On a recent trip to Alaska, tribal elders told our delegation from the Select Committee on Energy Independence and Global Warming that the entire northwest salmon population could be gone by 2015.
This is important. And not just because salmon is an excellent source of beneficial omega-3 fatty acids.
The rapid dying off of a species once plentiful in our oceans, bays and rivers is a sign of serious environmental degradation, rising global temperatures and the over-burdening of domestic water supplies through urban sprawl and inefficient agricultural irrigation.
Fortunately, after eight years of ignorance and inaction in Washington, we have an administration that is heeding these obvious warning signs. Two recent decisions will be enormously beneficial to the fight to reverse our course and possibly restore millennia-old salmon runs.
The first involved funding for the Pacific Coastal Salmon Recovery Program. President Obama's initial budget for Fiscal Year 2010 zeroed out funding for the program aimed at restoring sustainable, fishable salmon and steelhead populations. This, despite the success the program had shown in improving habitats and bringing together landowners, environmentalists, professional and leisure fishermen and local leaders to help recover and restore salmon populations. After a bipartisan coalition of Members of Congress and Senators wrote a letter detailing the critical situation facing salmon and steelhead in western states, the administration reconsidered its earlier decision and restored the funding.
Then, yesterday, the National Marine Fisheries Service released an 800 page opinion that found that state and federal water systems had jeopardized California's spring-run Chinook salmon, Central Valley steelhead, green sturgeon and Southern Resident killer whales. The report blamed the redirection of water from the Sacramento River delta to cities and agricultural uses for depleting the numbers of fish and dramatically boosting water temperatures.
An article in the San Francisco Chronicle details the agency's report, including orders to limit the amount of fresh water diverted from rivers feeding the delta. "The aim is to make waterways more hospitable and accessible to spawning salmon, while also preventing the fish from getting trapped in the giant delta pumps that funnel water to 25 million Californians and hundreds of thousands of acres of farmland. Federal architects of the plan say California's future relies on reviving these fragile species." The article stated.
This is, indeed, good news. But it is just a beginning. The loss of any species is a perilous sign and impacts the greater environment in countless and unseen ways.

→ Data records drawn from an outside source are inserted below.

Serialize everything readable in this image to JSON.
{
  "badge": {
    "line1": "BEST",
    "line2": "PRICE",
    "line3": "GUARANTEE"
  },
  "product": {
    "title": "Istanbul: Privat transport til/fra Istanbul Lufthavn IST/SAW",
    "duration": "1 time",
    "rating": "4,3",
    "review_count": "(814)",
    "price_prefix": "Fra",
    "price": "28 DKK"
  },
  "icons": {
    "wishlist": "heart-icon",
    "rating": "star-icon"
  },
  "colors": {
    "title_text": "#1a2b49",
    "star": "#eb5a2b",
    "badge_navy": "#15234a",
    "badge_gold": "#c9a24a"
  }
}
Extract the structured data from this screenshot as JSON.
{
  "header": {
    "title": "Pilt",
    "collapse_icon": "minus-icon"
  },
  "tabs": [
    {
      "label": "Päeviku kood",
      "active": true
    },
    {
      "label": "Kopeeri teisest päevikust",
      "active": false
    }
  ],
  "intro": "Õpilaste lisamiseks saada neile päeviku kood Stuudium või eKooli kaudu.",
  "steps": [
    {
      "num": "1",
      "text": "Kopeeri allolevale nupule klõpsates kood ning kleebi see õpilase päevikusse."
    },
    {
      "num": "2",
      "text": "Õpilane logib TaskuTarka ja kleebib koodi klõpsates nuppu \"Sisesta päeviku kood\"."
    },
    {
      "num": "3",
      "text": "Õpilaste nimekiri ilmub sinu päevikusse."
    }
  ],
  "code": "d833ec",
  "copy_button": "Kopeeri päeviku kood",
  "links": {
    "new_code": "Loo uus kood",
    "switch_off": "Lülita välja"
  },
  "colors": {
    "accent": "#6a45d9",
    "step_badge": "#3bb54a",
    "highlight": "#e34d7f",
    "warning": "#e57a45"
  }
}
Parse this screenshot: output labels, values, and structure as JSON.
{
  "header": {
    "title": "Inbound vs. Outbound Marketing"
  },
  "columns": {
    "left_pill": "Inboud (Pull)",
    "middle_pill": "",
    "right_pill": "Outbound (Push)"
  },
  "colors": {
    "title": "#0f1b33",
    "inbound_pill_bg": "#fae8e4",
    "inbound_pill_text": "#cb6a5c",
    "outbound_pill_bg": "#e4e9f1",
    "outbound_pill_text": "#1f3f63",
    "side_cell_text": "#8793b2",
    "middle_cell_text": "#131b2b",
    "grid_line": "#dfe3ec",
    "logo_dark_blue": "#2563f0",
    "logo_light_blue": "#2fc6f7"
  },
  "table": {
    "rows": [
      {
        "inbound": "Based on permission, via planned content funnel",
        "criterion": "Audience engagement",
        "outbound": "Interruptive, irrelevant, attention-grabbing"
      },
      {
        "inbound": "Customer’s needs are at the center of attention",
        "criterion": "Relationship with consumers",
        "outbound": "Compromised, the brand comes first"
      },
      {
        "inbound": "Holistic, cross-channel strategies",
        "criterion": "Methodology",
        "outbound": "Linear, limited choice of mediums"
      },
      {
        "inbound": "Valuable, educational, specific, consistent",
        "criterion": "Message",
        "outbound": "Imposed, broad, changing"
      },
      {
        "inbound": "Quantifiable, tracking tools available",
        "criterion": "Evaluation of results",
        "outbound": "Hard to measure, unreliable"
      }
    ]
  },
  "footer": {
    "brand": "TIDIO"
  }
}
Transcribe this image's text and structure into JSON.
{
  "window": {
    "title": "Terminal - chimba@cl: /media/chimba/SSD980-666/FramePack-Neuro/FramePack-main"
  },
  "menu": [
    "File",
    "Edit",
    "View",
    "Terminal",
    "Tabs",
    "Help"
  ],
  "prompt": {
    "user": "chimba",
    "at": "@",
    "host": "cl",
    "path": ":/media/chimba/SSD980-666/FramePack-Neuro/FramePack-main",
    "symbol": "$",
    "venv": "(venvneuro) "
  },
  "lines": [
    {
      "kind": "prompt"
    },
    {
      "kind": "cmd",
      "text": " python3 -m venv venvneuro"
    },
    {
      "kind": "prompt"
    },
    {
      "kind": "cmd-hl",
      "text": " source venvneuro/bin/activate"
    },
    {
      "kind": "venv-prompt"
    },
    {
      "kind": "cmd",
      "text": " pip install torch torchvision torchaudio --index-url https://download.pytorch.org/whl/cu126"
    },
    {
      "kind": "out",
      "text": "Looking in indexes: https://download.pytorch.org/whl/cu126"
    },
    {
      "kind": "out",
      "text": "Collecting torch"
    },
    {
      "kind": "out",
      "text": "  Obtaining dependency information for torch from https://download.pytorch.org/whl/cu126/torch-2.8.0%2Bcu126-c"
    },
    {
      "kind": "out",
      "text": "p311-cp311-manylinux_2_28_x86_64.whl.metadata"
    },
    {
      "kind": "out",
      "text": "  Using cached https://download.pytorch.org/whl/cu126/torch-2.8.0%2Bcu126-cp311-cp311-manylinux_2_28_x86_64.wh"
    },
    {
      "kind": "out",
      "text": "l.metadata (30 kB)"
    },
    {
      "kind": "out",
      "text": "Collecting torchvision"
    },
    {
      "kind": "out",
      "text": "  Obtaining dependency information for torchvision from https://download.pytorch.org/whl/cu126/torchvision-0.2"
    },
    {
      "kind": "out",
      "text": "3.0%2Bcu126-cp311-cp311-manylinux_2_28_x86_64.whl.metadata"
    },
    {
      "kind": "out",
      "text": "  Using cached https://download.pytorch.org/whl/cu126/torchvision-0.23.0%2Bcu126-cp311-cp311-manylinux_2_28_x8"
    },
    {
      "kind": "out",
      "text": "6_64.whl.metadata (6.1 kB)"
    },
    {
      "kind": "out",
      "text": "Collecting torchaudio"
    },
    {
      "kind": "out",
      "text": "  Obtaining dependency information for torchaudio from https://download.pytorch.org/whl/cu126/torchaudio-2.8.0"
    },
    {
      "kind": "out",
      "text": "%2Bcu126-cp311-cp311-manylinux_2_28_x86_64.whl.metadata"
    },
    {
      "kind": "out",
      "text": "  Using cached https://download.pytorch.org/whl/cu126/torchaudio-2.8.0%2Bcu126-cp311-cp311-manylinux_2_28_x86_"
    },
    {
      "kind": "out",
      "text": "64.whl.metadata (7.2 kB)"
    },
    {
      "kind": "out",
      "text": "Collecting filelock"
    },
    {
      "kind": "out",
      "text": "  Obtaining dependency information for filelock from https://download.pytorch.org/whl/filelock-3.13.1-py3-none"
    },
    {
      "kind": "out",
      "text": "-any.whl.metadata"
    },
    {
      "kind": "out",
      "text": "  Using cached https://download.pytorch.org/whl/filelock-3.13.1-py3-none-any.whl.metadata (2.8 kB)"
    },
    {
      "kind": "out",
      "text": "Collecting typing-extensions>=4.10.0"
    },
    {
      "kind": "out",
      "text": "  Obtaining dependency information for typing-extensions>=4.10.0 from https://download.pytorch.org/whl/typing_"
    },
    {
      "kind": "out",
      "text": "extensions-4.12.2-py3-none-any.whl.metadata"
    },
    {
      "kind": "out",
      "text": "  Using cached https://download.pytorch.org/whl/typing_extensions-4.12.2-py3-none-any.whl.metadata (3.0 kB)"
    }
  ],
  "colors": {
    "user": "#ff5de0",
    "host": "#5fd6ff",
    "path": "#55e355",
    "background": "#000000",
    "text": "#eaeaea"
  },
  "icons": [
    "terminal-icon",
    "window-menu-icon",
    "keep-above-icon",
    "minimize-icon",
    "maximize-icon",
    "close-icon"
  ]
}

When that species is something as culturally and commercially significant as salmon, we must all take heed. While it is easy to point fingers at corporate farms or new residential developments, all of us use water and most of us waste it. Please make it a part of your life to consider where this precious natural resource comes from before letting it pour down the drain or run off an over-watered garden.
If salmon disappear, they will not be last species to face that fate. Just as canaries were once used to warn coal miners of the presence of deadly carbon monoxide, the fish currently dying in our waterways are trying to tell us something. It's well past time that we all listened.